Sure enough, Marnie and I encounter my old friend Nick, a long-time Lammaite, sitting in front of a restaurant, selling used paperback books. He’s wearing shorts but no shirt or shoes, and his long beard is a bit grayer than I remember it.
“Have you been away on a trip?” he asks, as though nothing has changed. In fact, Lammaites measure time not by days or weeks but by decades, and my eight-month absence barely registers. Nor has Yung Shue Wan changed in the dozen or so years he’s lived here, Nick maintains, although there is a new street market in summer.
“It’s the Portobello market of Hong Kong,” he says as an afterthought, returning to his paperback.
The village is as untidy and bedraggled as I recall, but the air no longer reeks of dried fish and shrimp paste. The factory that made them closed down some years ago. If the smell of incense fills the air, it’s from hippie pads not Chinese temples. Along the main street, handicraft boutiques sell beads and bells, baskets and bracelets. Barefoot girls with toe rings and long-haired young men in tie-dyed shirts sit for hours at the Deli Lamma caf¿ and the Book Worm vegetarian restaurant. Happily for us, there are also a couple of more traditional establishments, and Marnie and I repair to the downmarket – but functional – Island Bar for a Tsingtao while we wait for the next ferry.
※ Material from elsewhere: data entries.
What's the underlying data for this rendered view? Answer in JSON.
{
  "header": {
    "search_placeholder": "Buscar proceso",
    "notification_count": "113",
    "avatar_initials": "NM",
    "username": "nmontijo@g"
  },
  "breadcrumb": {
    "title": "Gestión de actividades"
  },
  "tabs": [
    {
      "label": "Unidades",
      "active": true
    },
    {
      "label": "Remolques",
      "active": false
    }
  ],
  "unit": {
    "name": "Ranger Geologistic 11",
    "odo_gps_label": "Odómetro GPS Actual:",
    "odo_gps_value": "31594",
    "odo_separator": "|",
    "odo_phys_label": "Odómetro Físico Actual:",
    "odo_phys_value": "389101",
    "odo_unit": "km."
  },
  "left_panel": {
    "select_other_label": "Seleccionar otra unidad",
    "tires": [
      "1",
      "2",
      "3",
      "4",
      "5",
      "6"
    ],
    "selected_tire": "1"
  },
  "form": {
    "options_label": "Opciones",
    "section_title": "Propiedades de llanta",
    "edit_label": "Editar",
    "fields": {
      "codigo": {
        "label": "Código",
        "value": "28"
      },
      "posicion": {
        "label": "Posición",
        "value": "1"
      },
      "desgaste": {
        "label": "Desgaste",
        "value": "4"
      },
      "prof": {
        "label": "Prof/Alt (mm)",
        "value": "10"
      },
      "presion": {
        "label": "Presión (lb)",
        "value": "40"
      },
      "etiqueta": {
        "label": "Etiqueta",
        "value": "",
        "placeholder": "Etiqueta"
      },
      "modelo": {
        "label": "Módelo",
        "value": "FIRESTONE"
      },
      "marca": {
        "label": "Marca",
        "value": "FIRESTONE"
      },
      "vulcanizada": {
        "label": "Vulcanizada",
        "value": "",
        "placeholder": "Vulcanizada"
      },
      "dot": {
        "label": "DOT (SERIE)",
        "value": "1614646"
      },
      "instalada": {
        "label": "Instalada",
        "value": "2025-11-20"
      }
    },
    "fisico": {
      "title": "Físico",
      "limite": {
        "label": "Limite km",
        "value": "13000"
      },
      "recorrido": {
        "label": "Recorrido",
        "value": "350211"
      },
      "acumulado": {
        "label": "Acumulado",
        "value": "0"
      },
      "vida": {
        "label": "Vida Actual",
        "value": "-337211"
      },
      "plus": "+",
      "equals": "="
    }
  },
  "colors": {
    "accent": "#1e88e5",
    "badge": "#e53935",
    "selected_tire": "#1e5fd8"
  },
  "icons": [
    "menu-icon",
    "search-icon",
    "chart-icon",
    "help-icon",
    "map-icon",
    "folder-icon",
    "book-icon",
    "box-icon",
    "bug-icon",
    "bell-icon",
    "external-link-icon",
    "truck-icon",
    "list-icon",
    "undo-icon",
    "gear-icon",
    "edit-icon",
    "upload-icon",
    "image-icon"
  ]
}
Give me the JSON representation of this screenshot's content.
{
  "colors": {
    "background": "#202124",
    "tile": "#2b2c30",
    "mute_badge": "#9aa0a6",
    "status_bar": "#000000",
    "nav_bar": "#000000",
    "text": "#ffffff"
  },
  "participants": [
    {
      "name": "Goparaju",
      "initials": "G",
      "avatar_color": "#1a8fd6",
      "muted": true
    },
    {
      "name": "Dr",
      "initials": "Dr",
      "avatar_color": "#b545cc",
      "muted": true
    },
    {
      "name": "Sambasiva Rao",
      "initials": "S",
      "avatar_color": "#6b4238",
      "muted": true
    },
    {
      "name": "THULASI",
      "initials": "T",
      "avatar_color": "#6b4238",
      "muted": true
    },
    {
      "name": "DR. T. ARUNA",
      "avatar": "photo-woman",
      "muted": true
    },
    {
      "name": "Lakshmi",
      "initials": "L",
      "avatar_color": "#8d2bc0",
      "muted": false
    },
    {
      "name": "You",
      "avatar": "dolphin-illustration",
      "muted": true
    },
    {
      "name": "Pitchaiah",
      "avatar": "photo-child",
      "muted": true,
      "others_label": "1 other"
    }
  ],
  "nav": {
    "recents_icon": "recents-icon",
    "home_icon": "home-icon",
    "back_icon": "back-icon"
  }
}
We spend our last island afternoon in hong Kong as we spent the first – on Lantau. But this time we’re in the Mui Wo neighborhood. The occasion is a reunion with friends – for drinks, of course, at a seafront table outside the China Bear bar. It is a casual affair; spouses come and go, and children chase each other as we while away the hours.
We are swapping typhoon stories: The storm that welcomed us back last week?
“That was nothing like the big typhoons of the 1970s,” one friend insists. “They were really frightening.”
“Hong Kong novels always end in an incredible typhoon,” a literary friend chimes in.
The conversation turns into a bragging match, with each islander fiercely defending his or her community.
“Cheung Chau has a better class of expat,” one Cheung Chau resident sniffs, while hoisting his pint. “With a Lamma address, you’re branded as a hippie.”
A Lammaite counters that his home isle is the most convenient: “It’s the closest to Hong Kong Island. With only 5,000 people, and a thousand expats, we have more of a community,” he goes on. “Cheung Chau is crowded. It’s just a big holiday camp.”
“There’s more to do on Lantau,” pipes up a Mui Wo resident. “We’ve got hiking, biking, and the beach.”
“Here, there are open spaces wherever you look,” boasts another Lantau islander, trying to restrain his romping children. He waves his arm at the sea, the hills, the huge yellow moon beginning to rise above the harbor. The lights of the city are now visible just a few miles away.
We leave the expats still debating the merits of their islands, and board the old, slow ferry back to where we’re staying. Sitting out on the open deck under the stars, feeling the South China Sea breeze, we sip our last San Miguel. As the ferry nears the bright lights of Central, I can feel the pace quicken. We’ve left the outer isles behind us. The excitement of Hong Kong Island lies ahead.